Foreclosures typically sold in 45 days. Short sales sold in 117 days.

Other interesting data points from the Existing Home Sales report include :

  • First-time home buyers accounted for 30% of all home resales
  • Mortgage financing was used in 71% of all home resales; the rest were bought with cash
  • Foreclosures accounted for 12% of all December resales; Short sales were also 12%.

In addition, the real estate trade group showed why distressed homes -- foreclosures and short sales -- can be so popular. In December, foreclosures and short sales sold at average discounts of 17 percent and 16 percent, respectively, as compared to non-distressed homes.

Click here to get today's mortgage rates.

How Much Home Can You Afford?

For today's home buyers -- from San Francisco, California to Chicago, Illinois to New York City, New York -- the housing market story is the same. Rising home prices and rising mortgage rates are positioned to ruin the biggest surge in purchasing power in all of housing history.

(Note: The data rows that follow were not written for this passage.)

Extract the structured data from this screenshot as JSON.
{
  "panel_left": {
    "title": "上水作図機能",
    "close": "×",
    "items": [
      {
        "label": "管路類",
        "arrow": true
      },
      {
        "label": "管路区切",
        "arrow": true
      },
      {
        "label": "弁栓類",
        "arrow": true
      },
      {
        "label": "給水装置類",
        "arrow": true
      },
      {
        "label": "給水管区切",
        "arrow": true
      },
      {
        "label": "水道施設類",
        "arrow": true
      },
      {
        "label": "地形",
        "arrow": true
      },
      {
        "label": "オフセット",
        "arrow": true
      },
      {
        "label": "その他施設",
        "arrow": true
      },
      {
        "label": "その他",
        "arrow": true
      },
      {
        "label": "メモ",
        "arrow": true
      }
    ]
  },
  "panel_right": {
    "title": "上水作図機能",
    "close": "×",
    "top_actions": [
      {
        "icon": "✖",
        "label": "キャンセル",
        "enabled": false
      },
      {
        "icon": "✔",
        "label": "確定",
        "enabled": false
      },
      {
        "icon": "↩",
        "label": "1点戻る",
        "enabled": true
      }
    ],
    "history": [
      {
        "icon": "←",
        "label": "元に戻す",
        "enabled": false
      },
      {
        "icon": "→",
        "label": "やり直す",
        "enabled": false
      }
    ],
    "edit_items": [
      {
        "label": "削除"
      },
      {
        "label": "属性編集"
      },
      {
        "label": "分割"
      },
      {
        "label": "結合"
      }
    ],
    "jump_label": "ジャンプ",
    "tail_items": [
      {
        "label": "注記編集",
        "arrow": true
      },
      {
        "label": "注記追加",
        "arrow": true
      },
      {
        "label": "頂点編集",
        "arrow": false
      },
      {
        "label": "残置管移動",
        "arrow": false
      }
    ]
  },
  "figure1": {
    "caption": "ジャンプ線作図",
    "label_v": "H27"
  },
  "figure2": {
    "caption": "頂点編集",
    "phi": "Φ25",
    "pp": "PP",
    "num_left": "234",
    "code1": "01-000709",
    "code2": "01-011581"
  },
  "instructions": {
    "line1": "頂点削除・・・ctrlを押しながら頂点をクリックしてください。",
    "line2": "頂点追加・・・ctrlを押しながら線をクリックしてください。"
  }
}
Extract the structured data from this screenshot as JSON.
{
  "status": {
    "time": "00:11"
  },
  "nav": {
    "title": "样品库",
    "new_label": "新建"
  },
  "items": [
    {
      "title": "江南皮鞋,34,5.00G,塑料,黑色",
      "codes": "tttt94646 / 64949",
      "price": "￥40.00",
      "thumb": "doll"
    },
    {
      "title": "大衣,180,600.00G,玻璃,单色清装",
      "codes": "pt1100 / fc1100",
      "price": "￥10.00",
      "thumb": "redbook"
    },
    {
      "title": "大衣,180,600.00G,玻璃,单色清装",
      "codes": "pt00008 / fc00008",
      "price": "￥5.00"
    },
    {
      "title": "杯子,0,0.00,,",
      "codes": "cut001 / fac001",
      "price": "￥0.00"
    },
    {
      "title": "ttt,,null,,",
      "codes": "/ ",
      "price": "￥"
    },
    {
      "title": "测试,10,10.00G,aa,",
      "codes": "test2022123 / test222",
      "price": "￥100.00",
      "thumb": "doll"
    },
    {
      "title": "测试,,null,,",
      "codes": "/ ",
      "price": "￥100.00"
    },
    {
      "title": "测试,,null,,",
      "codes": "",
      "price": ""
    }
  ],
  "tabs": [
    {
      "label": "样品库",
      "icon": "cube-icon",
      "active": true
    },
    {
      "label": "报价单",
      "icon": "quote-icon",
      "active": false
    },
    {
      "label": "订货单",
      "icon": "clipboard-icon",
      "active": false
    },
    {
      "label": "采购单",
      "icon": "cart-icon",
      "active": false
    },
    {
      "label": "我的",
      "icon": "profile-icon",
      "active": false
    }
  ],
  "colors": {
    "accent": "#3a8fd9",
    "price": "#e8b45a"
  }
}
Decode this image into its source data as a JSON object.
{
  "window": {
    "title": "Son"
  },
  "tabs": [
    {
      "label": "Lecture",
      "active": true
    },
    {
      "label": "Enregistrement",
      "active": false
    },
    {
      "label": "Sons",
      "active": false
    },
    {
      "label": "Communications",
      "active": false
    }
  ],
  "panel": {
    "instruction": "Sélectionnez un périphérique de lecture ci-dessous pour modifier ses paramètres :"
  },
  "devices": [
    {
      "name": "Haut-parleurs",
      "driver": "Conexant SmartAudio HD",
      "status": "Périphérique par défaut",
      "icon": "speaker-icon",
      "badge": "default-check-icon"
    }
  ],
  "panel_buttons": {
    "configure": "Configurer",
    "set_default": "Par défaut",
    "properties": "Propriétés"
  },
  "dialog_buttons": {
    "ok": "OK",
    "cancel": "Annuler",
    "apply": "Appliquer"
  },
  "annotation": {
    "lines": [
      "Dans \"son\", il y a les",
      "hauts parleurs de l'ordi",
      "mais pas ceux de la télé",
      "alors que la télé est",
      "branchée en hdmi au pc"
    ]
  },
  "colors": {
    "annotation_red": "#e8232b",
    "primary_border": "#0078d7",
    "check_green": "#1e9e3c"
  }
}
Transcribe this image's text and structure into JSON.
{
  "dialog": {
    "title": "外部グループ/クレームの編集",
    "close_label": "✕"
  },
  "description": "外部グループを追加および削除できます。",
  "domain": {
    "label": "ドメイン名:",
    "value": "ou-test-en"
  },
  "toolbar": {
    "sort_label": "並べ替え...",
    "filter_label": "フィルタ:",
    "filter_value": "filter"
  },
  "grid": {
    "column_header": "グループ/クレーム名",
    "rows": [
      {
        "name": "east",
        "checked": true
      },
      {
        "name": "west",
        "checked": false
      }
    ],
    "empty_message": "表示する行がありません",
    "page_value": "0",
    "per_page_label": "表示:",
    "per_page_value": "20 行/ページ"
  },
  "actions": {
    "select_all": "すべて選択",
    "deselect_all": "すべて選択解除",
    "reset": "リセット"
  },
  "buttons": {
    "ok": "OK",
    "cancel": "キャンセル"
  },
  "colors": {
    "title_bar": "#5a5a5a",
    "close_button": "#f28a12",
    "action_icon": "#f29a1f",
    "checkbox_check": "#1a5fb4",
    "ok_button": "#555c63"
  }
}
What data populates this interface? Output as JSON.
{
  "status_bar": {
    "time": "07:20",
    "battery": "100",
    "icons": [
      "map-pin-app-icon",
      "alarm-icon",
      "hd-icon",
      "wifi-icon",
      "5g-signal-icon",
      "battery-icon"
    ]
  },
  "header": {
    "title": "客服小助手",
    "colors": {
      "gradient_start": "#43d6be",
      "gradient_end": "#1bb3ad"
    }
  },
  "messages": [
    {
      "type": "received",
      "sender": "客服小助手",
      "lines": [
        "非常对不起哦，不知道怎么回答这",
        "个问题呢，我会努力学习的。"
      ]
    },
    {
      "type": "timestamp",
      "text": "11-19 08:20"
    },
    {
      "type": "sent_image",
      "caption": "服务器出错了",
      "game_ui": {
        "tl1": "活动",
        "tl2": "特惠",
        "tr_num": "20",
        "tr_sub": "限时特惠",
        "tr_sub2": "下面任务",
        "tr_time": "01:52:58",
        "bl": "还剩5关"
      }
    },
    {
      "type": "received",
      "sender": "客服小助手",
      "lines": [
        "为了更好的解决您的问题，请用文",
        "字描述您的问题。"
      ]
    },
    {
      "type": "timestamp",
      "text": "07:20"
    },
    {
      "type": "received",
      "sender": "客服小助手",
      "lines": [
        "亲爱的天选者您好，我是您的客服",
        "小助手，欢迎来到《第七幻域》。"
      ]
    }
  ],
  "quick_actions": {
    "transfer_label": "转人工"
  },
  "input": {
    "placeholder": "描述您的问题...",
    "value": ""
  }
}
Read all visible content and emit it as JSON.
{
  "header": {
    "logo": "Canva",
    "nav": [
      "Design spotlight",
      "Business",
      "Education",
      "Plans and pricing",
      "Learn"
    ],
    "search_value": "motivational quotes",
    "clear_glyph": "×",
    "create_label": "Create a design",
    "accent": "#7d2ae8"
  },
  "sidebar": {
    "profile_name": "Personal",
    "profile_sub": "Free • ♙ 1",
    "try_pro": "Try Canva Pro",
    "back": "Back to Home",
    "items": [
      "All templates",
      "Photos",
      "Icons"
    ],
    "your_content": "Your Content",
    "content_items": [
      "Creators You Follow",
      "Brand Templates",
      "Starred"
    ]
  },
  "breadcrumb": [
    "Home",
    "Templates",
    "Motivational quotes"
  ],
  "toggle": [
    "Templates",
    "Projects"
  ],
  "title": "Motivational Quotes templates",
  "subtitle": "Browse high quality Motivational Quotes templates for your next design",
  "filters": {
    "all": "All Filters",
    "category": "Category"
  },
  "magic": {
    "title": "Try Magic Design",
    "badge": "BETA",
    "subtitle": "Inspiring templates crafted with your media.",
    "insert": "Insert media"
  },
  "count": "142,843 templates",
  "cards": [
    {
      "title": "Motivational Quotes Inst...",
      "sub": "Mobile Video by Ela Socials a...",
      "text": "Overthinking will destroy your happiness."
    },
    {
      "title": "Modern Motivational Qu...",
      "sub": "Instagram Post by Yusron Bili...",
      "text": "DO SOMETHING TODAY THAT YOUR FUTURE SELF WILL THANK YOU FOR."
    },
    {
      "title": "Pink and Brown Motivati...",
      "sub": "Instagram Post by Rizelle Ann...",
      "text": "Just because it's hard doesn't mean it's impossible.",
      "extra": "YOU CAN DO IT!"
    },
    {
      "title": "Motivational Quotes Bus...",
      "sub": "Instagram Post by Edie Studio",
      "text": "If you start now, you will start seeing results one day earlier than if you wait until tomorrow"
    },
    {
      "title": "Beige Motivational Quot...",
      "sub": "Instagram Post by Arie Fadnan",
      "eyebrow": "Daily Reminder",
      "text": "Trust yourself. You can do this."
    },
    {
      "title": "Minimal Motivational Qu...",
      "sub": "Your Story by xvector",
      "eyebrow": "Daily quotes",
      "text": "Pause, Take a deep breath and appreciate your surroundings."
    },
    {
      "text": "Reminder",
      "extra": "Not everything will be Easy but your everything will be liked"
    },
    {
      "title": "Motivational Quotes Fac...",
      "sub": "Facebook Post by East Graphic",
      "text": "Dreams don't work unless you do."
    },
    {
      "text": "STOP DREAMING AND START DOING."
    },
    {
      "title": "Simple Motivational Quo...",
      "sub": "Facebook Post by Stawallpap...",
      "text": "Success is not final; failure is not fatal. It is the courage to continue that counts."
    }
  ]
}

If you're planning to buy a home, therefore, be active about planning your budget and decide how much home you can afford. Then, when you're ready to plug mortgage rates into your formulas to get "real payments", just get a rate online.

It's fast, and it's free.

Click here to get today's mortgage rates.

About the Author

Dan Green is a mortgage market expert, providing over 10 years of direct-to-consumer advice. NMLS #1019791. You can also connect with Dan on Twitter and on Google+.

The information contained on The Mortgage Reports website is for informational purposes only and is not an advertisement for products. The views and opinions expressed herein are those of the respective authors and do not reflect the policy or position of Full Beaker, its officers, parent, or affiliates.